He has been selected by Technology Review as one of the top 100 young and the recipient of the 2007 Nanoscale Science and Engineering Award, a NSF-CAREER award, and both a single-PI and a team Idea award (2006 & 2011) from the US Department of Defense. Since 2011, he has been a fellow of the American Institute of Medical and Biological Engineering. The Lahann laboratory at the University of Michigan has contributed to more than 100 conference presentations and more than 140 publications in a wide spectrum of scientific journals with some of the highest impact factors in the field, including Science, Nature Materials, Nature Biotechnology, Nature Protocols, Nature Nanotechnology, Analytical Chemistry, Applied Physical Letters, Angewandte Chemie, Journal of the American Chemical Society (JACS), Advanced Materials, Biomaterials, or Proceedings of the National Academy of Sciences (PNAS) (see attached reference list for examples).
In the past nine years, Prof. Lahann has advised 24 graduate students from 4 different departments as well as 20 postdoctoral fellows. Dr. Lahann is an active member of several scientific societies including MRS, AICHE and ACS and serves on the editorial board of several journals including Macromolecular Rapid Communications and Advanced Healthcare Materials. He also has been the guest editor of two special issues in Macromolecular Rapid Communications and Advanced Materials and served as the editor of a book on Click Chemistry for Material Science and Biotechnology (2009, Wiley).
Anish Tuteja is an Associate Professor of Materials Science and Engineering, Chemical Engineering, and Macromolecular Science and Engineering at the University of Michigan. He received his undergraduate degree in Chemical Engineering (2001) from Panjab University. Tuteja received his Ph.D. (2006) from the department of Chemical Engineering and Materials Science at Michigan State University, working with Prof. Michael E. Mackay. Following his Ph.D., Tuteja started his postdoctoral work on developing superoleophobic surfaces in the labs of Prof. Robert E. Cohen (Chemical Engineering) and Prof. Gareth H. McKinley (Mechanical Engineering) at MIT. He joined the faculty at the University of Michigan in 2009. He has been awarded the 2014 NSF CAREER Award, 2014 Best Science Paper Award (Institute of Civil Engineers) and the 2011 Air Force Office of Scientific Research (AFOSR) Young Investigator Award.
His research interests pertain to the modification of surface-liquid and surface-solid interactions for addressing a range of applications. Current work in his group includes the design of so called “omniphobic” surfaces i.e. surfaces which repel all liquids; instant and persistent antimicrobial surfaces, and development of multiphasic nanoparticles for targeted drug delivery.

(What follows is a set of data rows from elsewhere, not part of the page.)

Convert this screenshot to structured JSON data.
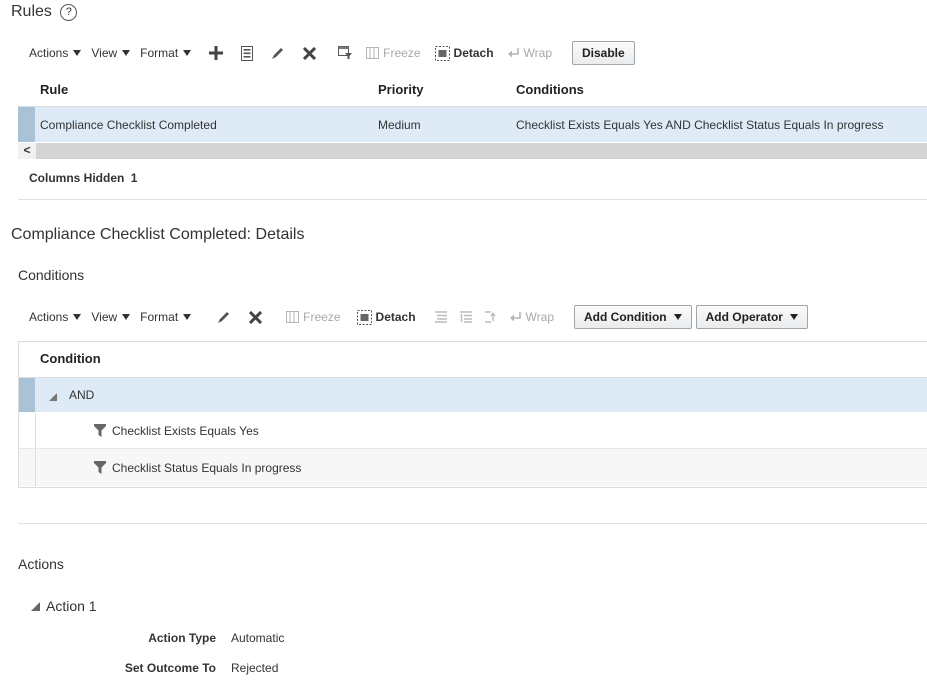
{
  "rules": {
    "title": "Rules",
    "toolbar": {
      "actions": "Actions",
      "view": "View",
      "format": "Format",
      "freeze": "Freeze",
      "detach": "Detach",
      "wrap": "Wrap",
      "disable": "Disable"
    },
    "columns": [
      "Rule",
      "Priority",
      "Conditions"
    ],
    "rows": [
      {
        "rule": "Compliance Checklist Completed",
        "priority": "Medium",
        "conditions": "Checklist Exists Equals Yes AND Checklist Status Equals In progress"
      }
    ],
    "scroll_left": "<",
    "columns_hidden_label": "Columns Hidden",
    "columns_hidden_count": "1"
  },
  "details": {
    "title": "Compliance Checklist Completed: Details",
    "conditions": {
      "title": "Conditions",
      "toolbar": {
        "actions": "Actions",
        "view": "View",
        "format": "Format",
        "freeze": "Freeze",
        "detach": "Detach",
        "wrap": "Wrap",
        "add_condition": "Add Condition",
        "add_operator": "Add Operator"
      },
      "column": "Condition",
      "tree": [
        {
          "label": "AND",
          "level": 0
        },
        {
          "label": "Checklist Exists Equals Yes",
          "level": 1
        },
        {
          "label": "Checklist Status Equals In progress",
          "level": 1
        }
      ]
    },
    "actions": {
      "title": "Actions",
      "action1": {
        "label": "Action 1",
        "type_label": "Action Type",
        "type_value": "Automatic",
        "outcome_label": "Set Outcome To",
        "outcome_value": "Rejected"
      }
    }
  },
  "colors": {
    "selected_row": "#deebf7",
    "row_marker": "#a9c2d6",
    "scrollbar": "#d4d4d4",
    "disabled_text": "#a8a8a8",
    "divider": "#e0e0e0"
  }
}
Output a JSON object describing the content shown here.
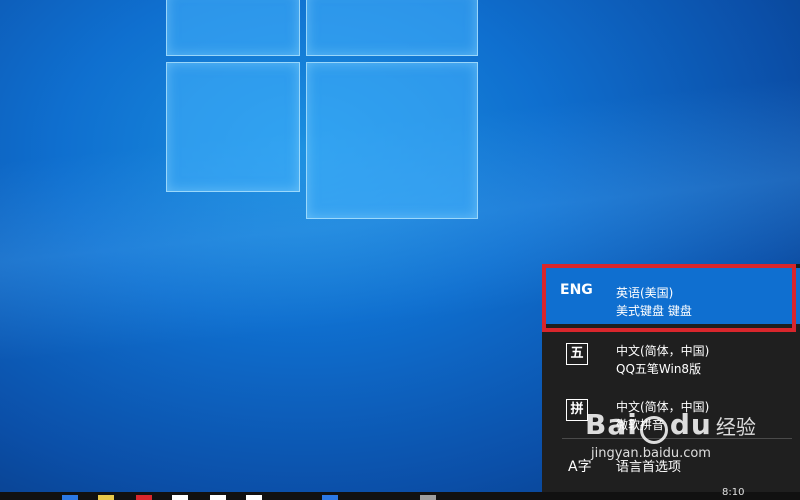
{
  "language_menu": {
    "items": [
      {
        "abbr": "ENG",
        "name": "英语(美国)",
        "keyboard": "美式键盘 键盘",
        "selected": true
      },
      {
        "abbr": "五",
        "name": "中文(简体，中国)",
        "keyboard": "QQ五笔Win8版",
        "selected": false
      },
      {
        "abbr": "拼",
        "name": "中文(简体，中国)",
        "keyboard": "微软拼音",
        "selected": false
      }
    ],
    "settings_icon": "A字",
    "settings_label": "语言首选项"
  },
  "taskbar": {
    "clock": "8:10",
    "icon_colors": [
      "#2b78e4",
      "#e8c84a",
      "#d9262c",
      "#ffffff",
      "#ffffff",
      "#ffffff",
      "#2b78e4",
      "#9e9e9e"
    ]
  },
  "watermark": {
    "brand_left": "Bai",
    "brand_right": "du",
    "tail": "经验",
    "url": "jingyan.baidu.com"
  },
  "colors": {
    "selected_bg": "#0f6fd0",
    "flyout_bg": "#1f1f1f",
    "highlight_border": "#d9262c"
  }
}
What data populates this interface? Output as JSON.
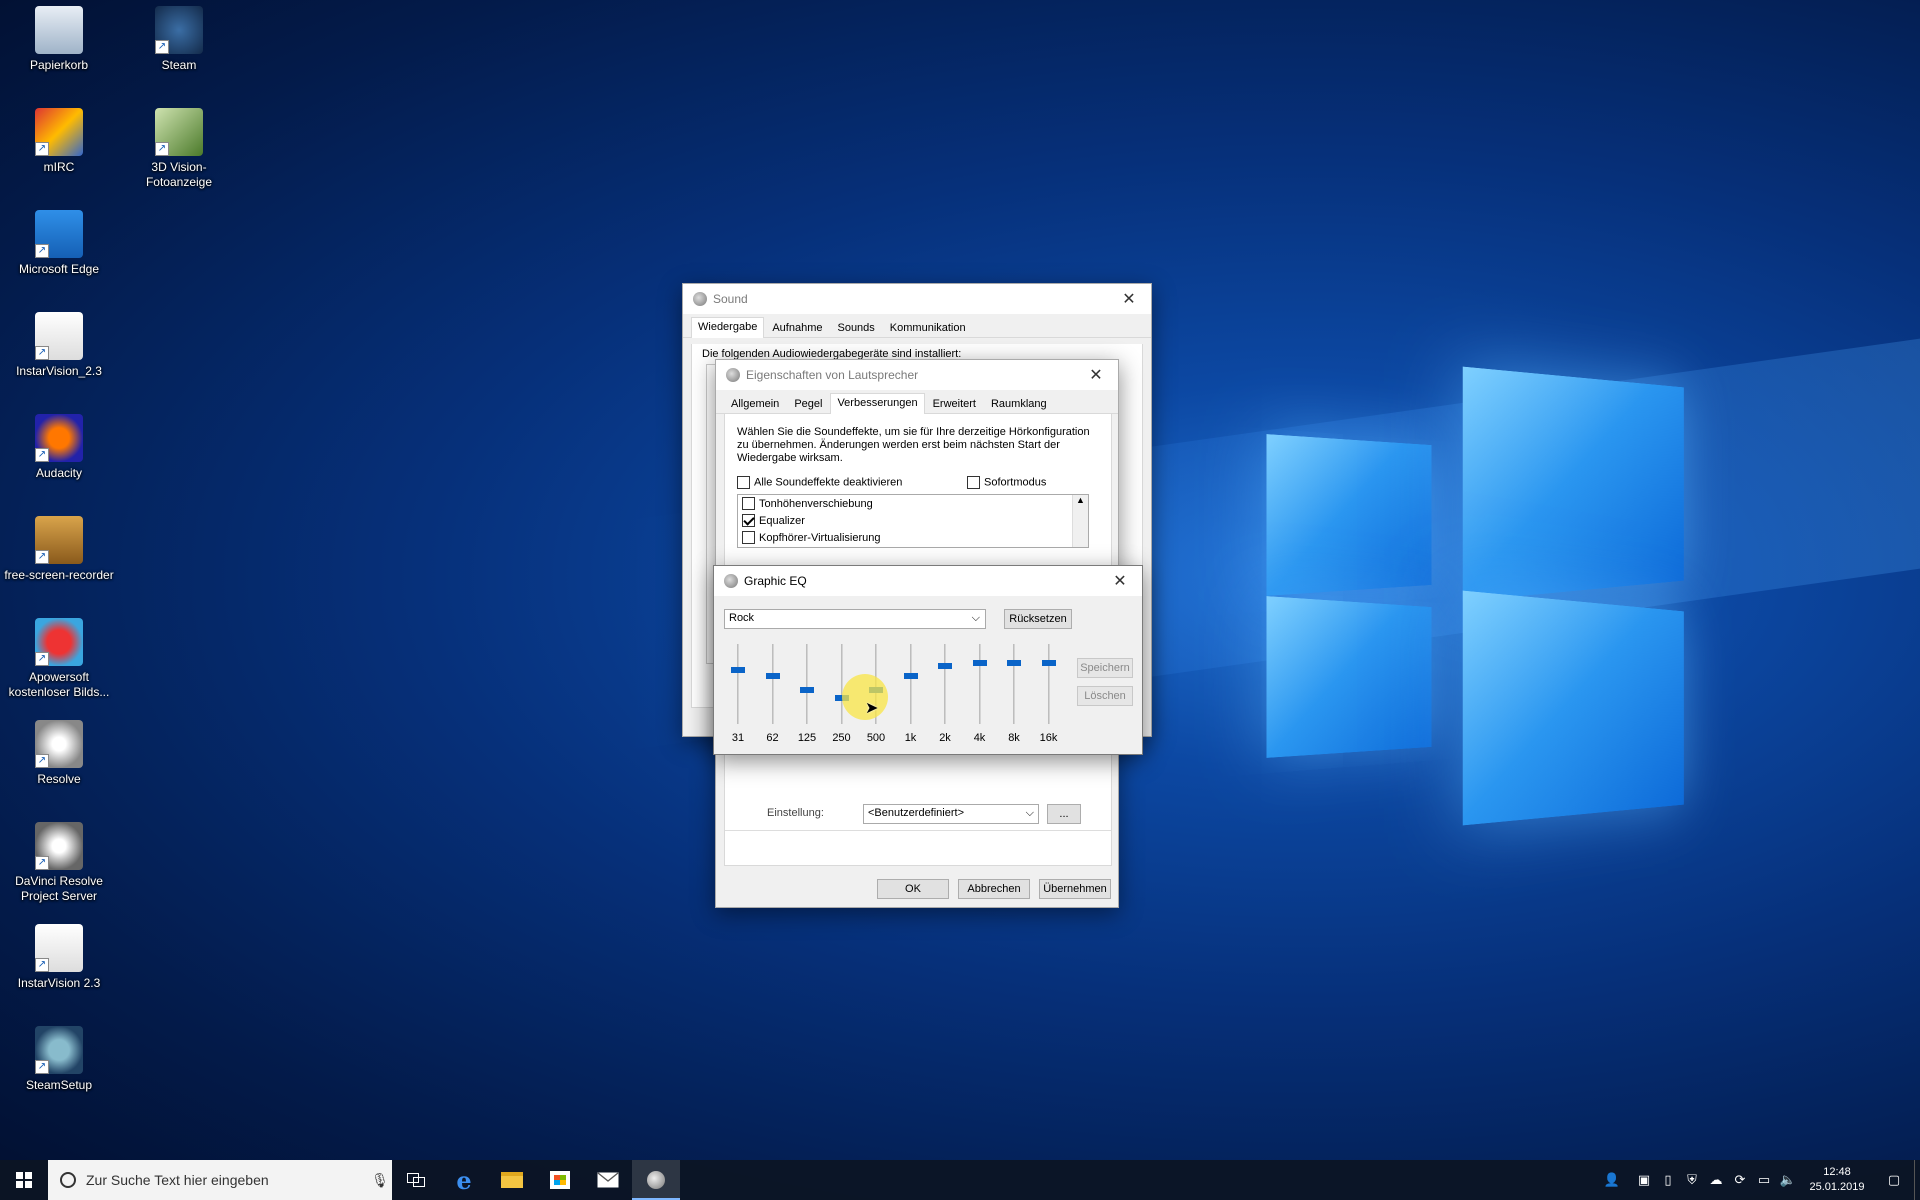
{
  "desktop": {
    "icons": [
      {
        "label": "Papierkorb",
        "icon": "recycle-bin-icon"
      },
      {
        "label": "Steam",
        "icon": "steam-icon"
      },
      {
        "label": "mIRC",
        "icon": "mirc-icon"
      },
      {
        "label": "3D Vision-Fotoanzeige",
        "icon": "3d-vision-icon"
      },
      {
        "label": "Microsoft Edge",
        "icon": "edge-icon"
      },
      {
        "label": "InstarVision_2.3",
        "icon": "instarvision-icon"
      },
      {
        "label": "Audacity",
        "icon": "audacity-icon"
      },
      {
        "label": "free-screen-recorder",
        "icon": "free-screen-recorder-icon"
      },
      {
        "label": "Apowersoft kostenloser Bilds...",
        "icon": "apowersoft-icon"
      },
      {
        "label": "Resolve",
        "icon": "resolve-icon"
      },
      {
        "label": "DaVinci Resolve Project Server",
        "icon": "davinci-project-server-icon"
      },
      {
        "label": "InstarVision 2.3",
        "icon": "instarvision-icon"
      },
      {
        "label": "SteamSetup",
        "icon": "steamsetup-icon"
      }
    ]
  },
  "sound_window": {
    "title": "Sound",
    "tabs": [
      "Wiedergabe",
      "Aufnahme",
      "Sounds",
      "Kommunikation"
    ],
    "active_tab": "Wiedergabe",
    "partial_text": "Die folgenden Audiowiedergabegeräte sind installiert:"
  },
  "properties_window": {
    "title": "Eigenschaften von Lautsprecher",
    "tabs": [
      "Allgemein",
      "Pegel",
      "Verbesserungen",
      "Erweitert",
      "Raumklang"
    ],
    "active_tab": "Verbesserungen",
    "description": "Wählen Sie die Soundeffekte, um sie für Ihre derzeitige Hörkonfiguration zu übernehmen. Änderungen werden erst beim nächsten Start der Wiedergabe wirksam.",
    "disable_all_label": "Alle Soundeffekte deaktivieren",
    "disable_all_checked": false,
    "immediate_mode_label": "Sofortmodus",
    "immediate_mode_checked": false,
    "effects": [
      {
        "label": "Tonhöhenverschiebung",
        "checked": false
      },
      {
        "label": "Equalizer",
        "checked": true
      },
      {
        "label": "Kopfhörer-Virtualisierung",
        "checked": false
      }
    ],
    "setting_label": "Einstellung:",
    "setting_value": "<Benutzerdefiniert>",
    "ellipsis_button": "...",
    "ok_button": "OK",
    "cancel_button": "Abbrechen",
    "apply_button": "Übernehmen"
  },
  "graphic_eq": {
    "title": "Graphic EQ",
    "preset": "Rock",
    "reset_button": "Rücksetzen",
    "save_button": "Speichern",
    "delete_button": "Löschen",
    "bands": [
      {
        "label": "31",
        "level": 0.68
      },
      {
        "label": "62",
        "level": 0.6
      },
      {
        "label": "125",
        "level": 0.42
      },
      {
        "label": "250",
        "level": 0.32
      },
      {
        "label": "500",
        "level": 0.42
      },
      {
        "label": "1k",
        "level": 0.6
      },
      {
        "label": "2k",
        "level": 0.72
      },
      {
        "label": "4k",
        "level": 0.76
      },
      {
        "label": "8k",
        "level": 0.76
      },
      {
        "label": "16k",
        "level": 0.76
      }
    ]
  },
  "taskbar": {
    "search_placeholder": "Zur Suche Text hier eingeben",
    "time": "12:48",
    "date": "25.01.2019"
  }
}
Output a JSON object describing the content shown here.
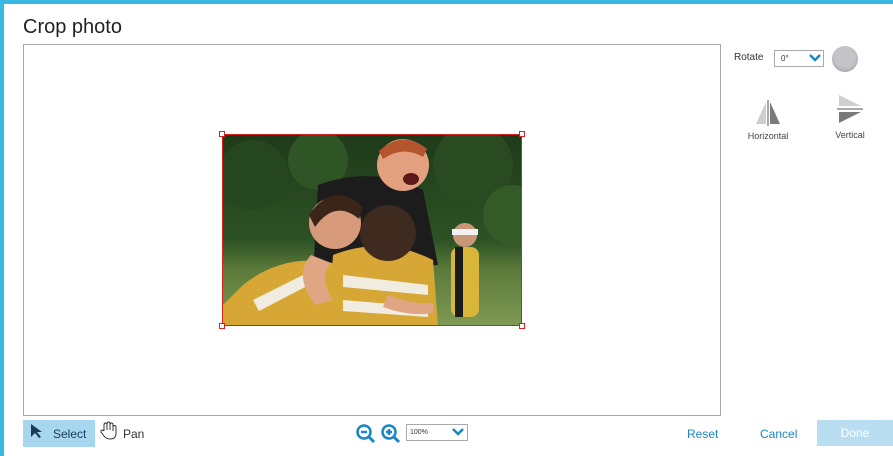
{
  "dialog": {
    "title": "Crop photo"
  },
  "sidebar": {
    "rotate_label": "Rotate",
    "rotate_value": "0°",
    "flip_horizontal_label": "Horizontal",
    "flip_vertical_label": "Vertical"
  },
  "toolbar": {
    "select_label": "Select",
    "pan_label": "Pan",
    "zoom_value": "100%",
    "reset_label": "Reset",
    "cancel_label": "Cancel",
    "done_label": "Done"
  },
  "colors": {
    "accent": "#39b8e4",
    "crop_border": "#d8221f",
    "link": "#1a86c5",
    "select_active_bg": "#a7d7ee",
    "done_disabled_bg": "#b9def2"
  },
  "icons": [
    "select-arrow-icon",
    "pan-hand-icon",
    "zoom-out-icon",
    "zoom-in-icon",
    "chevron-down-icon",
    "flip-horizontal-icon",
    "flip-vertical-icon"
  ]
}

Tuteja’s work has led to more than 13 patents / patent disclosures and over 40 peer reviewed publications, including multiple publications in Science, Nature Materials, Nature Communications, Advanced Materials, Nano Letters, Angewandte Chemie and PNAS. Five startup companies have been launched to commercialize the work performed in his lab at the University of Michigan. His previous work on developing superoleophobic surfaces was named as one of the “Top five new discoveries that will change the world”, while the work on oil-water separation was named as one of the “breakthroughs of the year”. His work has also been highlighted by Bloomberg TV, National Public Radio, ABC News, CBC News, Science Podcast, The New York Times, The Washington Post, The Boston Globe and thousands of other news outlets, magazines and newspapers.